EXERCISE GOAL >>
Write out all of the data again, precisely as it appears.

SUPPLIED DATA >>
# # # # # # #

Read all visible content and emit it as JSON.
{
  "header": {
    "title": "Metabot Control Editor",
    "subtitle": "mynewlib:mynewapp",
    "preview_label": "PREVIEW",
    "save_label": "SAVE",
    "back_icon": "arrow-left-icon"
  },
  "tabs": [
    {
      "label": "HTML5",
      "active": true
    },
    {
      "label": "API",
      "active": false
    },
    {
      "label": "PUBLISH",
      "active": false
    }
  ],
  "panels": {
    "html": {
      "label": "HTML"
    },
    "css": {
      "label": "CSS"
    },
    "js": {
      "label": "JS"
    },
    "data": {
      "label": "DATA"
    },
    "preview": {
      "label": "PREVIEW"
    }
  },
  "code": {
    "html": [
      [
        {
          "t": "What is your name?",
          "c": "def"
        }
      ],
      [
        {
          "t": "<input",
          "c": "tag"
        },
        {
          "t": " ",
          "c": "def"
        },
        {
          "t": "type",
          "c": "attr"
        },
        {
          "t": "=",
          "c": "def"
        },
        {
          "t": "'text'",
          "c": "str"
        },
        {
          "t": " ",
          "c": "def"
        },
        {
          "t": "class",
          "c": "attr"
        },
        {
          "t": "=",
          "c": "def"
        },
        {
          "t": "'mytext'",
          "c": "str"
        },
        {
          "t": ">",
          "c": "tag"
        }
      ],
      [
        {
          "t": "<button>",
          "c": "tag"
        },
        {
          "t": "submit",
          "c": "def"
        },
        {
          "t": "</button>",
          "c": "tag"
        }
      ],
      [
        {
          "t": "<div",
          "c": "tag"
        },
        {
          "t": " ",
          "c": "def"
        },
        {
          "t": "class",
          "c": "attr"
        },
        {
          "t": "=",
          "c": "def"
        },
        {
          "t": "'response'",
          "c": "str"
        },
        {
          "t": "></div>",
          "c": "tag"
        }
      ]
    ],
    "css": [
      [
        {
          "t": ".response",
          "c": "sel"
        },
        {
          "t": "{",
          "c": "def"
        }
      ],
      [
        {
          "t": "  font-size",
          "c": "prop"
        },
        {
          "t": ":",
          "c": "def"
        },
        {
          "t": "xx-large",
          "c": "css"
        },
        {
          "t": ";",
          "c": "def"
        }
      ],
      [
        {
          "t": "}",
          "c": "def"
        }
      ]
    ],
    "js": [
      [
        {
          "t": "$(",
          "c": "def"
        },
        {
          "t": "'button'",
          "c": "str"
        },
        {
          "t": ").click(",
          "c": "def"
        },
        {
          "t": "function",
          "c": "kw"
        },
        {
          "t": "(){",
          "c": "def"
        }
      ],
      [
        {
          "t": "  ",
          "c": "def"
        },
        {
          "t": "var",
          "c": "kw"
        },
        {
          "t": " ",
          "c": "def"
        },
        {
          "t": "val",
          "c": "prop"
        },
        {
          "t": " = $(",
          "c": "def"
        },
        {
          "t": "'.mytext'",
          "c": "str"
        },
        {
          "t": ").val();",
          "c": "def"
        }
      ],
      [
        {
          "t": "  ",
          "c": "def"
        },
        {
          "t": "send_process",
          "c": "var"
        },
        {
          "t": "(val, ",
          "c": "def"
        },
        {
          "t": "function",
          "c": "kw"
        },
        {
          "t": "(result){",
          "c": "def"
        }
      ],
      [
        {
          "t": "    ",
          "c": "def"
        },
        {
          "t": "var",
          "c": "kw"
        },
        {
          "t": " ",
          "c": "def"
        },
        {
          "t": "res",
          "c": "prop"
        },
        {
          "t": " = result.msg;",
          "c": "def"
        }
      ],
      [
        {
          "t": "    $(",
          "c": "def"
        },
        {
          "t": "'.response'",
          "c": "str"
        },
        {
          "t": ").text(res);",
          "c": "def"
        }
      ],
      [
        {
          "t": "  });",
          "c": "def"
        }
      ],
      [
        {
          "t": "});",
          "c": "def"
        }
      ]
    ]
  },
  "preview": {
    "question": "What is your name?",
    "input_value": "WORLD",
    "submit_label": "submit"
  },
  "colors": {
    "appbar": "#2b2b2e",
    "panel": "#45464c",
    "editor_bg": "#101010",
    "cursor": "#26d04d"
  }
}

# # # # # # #

ANSWER SPACE >>
Read all visible content and emit it as JSON.
{
  "header": {
    "title": "Metabot Control Editor",
    "subtitle": "mynewlib:mynewapp",
    "preview_label": "PREVIEW",
    "save_label": "SAVE",
    "back_icon": "arrow-left-icon"
  },
  "tabs": [
    {
      "label": "HTML5",
      "active": true
    },
    {
      "label": "API",
      "active": false
    },
    {
      "label": "PUBLISH",
      "active": false
    }
  ],
  "panels": {
    "html": {
      "label": "HTML"
    },
    "css": {
      "label": "CSS"
    },
    "js": {
      "label": "JS"
    },
    "data": {
      "label": "DATA"
    },
    "preview": {
      "label": "PREVIEW"
    }
  },
  "code": {
    "html": [
      [
        {
          "t": "What is your name?",
          "c": "def"
        }
      ],
      [
        {
          "t": "<input",
          "c": "tag"
        },
        {
          "t": " ",
          "c": "def"
        },
        {
          "t": "type",
          "c": "attr"
        },
        {
          "t": "=",
          "c": "def"
        },
        {
          "t": "'text'",
          "c": "str"
        },
        {
          "t": " ",
          "c": "def"
        },
        {
          "t": "class",
          "c": "attr"
        },
        {
          "t": "=",
          "c": "def"
        },
        {
          "t": "'mytext'",
          "c": "str"
        },
        {
          "t": ">",
          "c": "tag"
        }
      ],
      [
        {
          "t": "<button>",
          "c": "tag"
        },
        {
          "t": "submit",
          "c": "def"
        },
        {
          "t": "</button>",
          "c": "tag"
        }
      ],
      [
        {
          "t": "<div",
          "c": "tag"
        },
        {
          "t": " ",
          "c": "def"
        },
        {
          "t": "class",
          "c": "attr"
        },
        {
          "t": "=",
          "c": "def"
        },
        {
          "t": "'response'",
          "c": "str"
        },
        {
          "t": "></div>",
          "c": "tag"
        }
      ]
    ],
    "css": [
      [
        {
          "t": ".response",
          "c": "sel"
        },
        {
          "t": "{",
          "c": "def"
        }
      ],
      [
        {
          "t": "  font-size",
          "c": "prop"
        },
        {
          "t": ":",
          "c": "def"
        },
        {
          "t": "xx-large",
          "c": "css"
        },
        {
          "t": ";",
          "c": "def"
        }
      ],
      [
        {
          "t": "}",
          "c": "def"
        }
      ]
    ],
    "js": [
      [
        {
          "t": "$(",
          "c": "def"
        },
        {
          "t": "'button'",
          "c": "str"
        },
        {
          "t": ").click(",
          "c": "def"
        },
        {
          "t": "function",
          "c": "kw"
        },
        {
          "t": "(){",
          "c": "def"
        }
      ],
      [
        {
          "t": "  ",
          "c": "def"
        },
        {
          "t": "var",
          "c": "kw"
        },
        {
          "t": " ",
          "c": "def"
        },
        {
          "t": "val",
          "c": "prop"
        },
        {
          "t": " = $(",
          "c": "def"
        },
        {
          "t": "'.mytext'",
          "c": "str"
        },
        {
          "t": ").val();",
          "c": "def"
        }
      ],
      [
        {
          "t": "  ",
          "c": "def"
        },
        {
          "t": "send_process",
          "c": "var"
        },
        {
          "t": "(val, ",
          "c": "def"
        },
        {
          "t": "function",
          "c": "kw"
        },
        {
          "t": "(result){",
          "c": "def"
        }
      ],
      [
        {
          "t": "    ",
          "c": "def"
        },
        {
          "t": "var",
          "c": "kw"
        },
        {
          "t": " ",
          "c": "def"
        },
        {
          "t": "res",
          "c": "prop"
        },
        {
          "t": " = result.msg;",
          "c": "def"
        }
      ],
      [
        {
          "t": "    $(",
          "c": "def"
        },
        {
          "t": "'.response'",
          "c": "str"
        },
        {
          "t": ").text(res);",
          "c": "def"
        }
      ],
      [
        {
          "t": "  });",
          "c": "def"
        }
      ],
      [
        {
          "t": "});",
          "c": "def"
        }
      ]
    ]
  },
  "preview": {
    "question": "What is your name?",
    "input_value": "WORLD",
    "submit_label": "submit"
  },
  "colors": {
    "appbar": "#2b2b2e",
    "panel": "#45464c",
    "editor_bg": "#101010",
    "cursor": "#26d04d"
  }
}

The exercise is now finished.